For each line below that holds the word "title", make a copy.

WORKING DATA
= = = = =
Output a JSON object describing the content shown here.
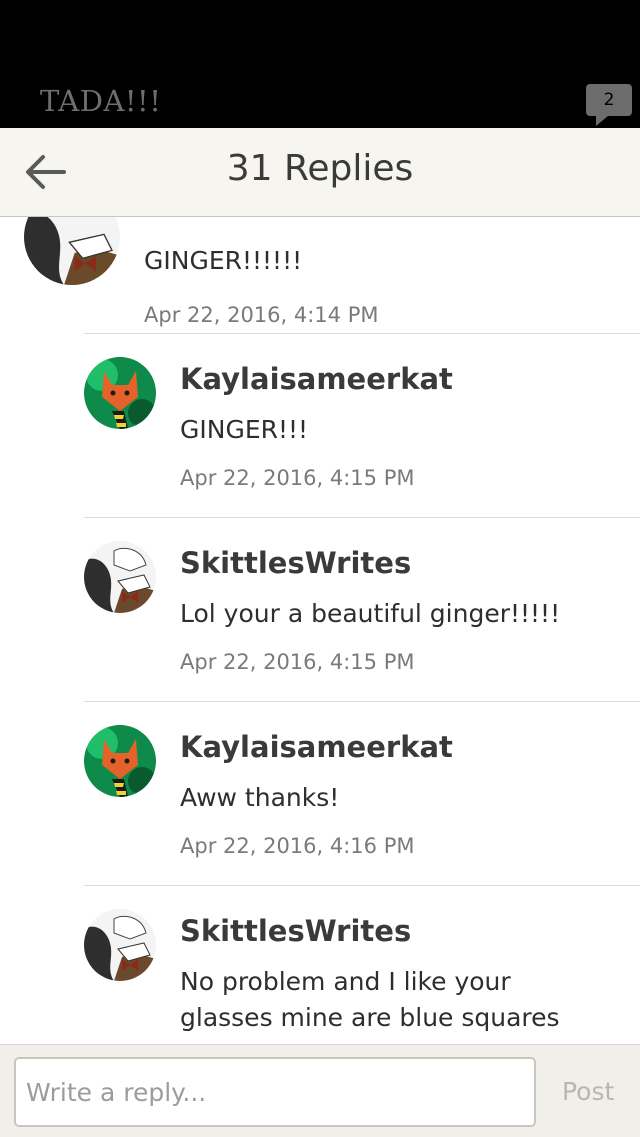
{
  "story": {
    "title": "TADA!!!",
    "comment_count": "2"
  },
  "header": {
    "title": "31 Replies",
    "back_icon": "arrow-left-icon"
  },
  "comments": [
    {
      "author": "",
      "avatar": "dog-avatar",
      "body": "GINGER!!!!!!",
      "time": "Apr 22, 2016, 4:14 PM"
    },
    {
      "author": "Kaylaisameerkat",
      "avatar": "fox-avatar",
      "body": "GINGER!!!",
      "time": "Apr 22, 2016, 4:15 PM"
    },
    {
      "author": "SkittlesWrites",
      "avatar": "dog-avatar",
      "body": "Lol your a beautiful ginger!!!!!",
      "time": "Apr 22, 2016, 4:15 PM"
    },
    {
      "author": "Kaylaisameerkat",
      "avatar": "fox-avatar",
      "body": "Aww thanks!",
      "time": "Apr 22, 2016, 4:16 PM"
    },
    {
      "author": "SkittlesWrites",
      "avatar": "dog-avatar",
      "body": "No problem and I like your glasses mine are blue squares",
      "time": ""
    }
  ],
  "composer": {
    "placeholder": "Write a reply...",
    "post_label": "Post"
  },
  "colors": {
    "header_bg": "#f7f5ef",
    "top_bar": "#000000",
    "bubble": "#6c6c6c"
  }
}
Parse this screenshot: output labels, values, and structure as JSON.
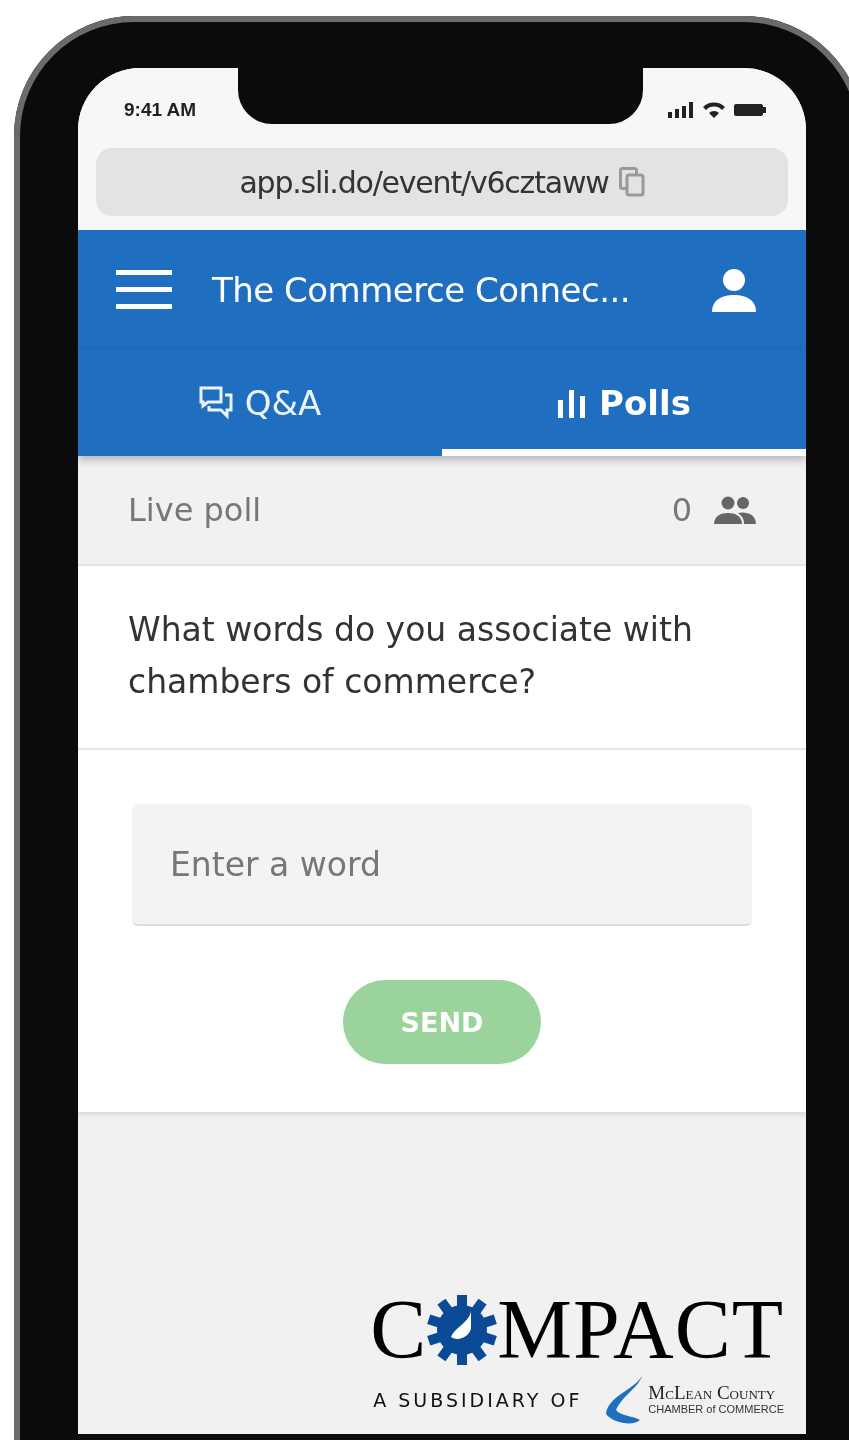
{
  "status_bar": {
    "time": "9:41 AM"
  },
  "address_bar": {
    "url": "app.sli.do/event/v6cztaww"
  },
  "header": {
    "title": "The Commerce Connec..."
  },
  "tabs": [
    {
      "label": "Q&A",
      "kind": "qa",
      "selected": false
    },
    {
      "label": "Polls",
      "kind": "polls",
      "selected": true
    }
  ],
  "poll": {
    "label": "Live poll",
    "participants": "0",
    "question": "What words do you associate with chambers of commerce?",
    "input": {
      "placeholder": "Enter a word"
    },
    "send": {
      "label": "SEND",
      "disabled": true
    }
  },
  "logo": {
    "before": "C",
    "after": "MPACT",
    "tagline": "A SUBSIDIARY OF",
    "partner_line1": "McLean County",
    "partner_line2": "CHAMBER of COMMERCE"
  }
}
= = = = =
REPLY TO THE EXERCISE
    "title": "TADA!!!",
    "title": "31 Replies",
    "title": "The Commerce Connec..."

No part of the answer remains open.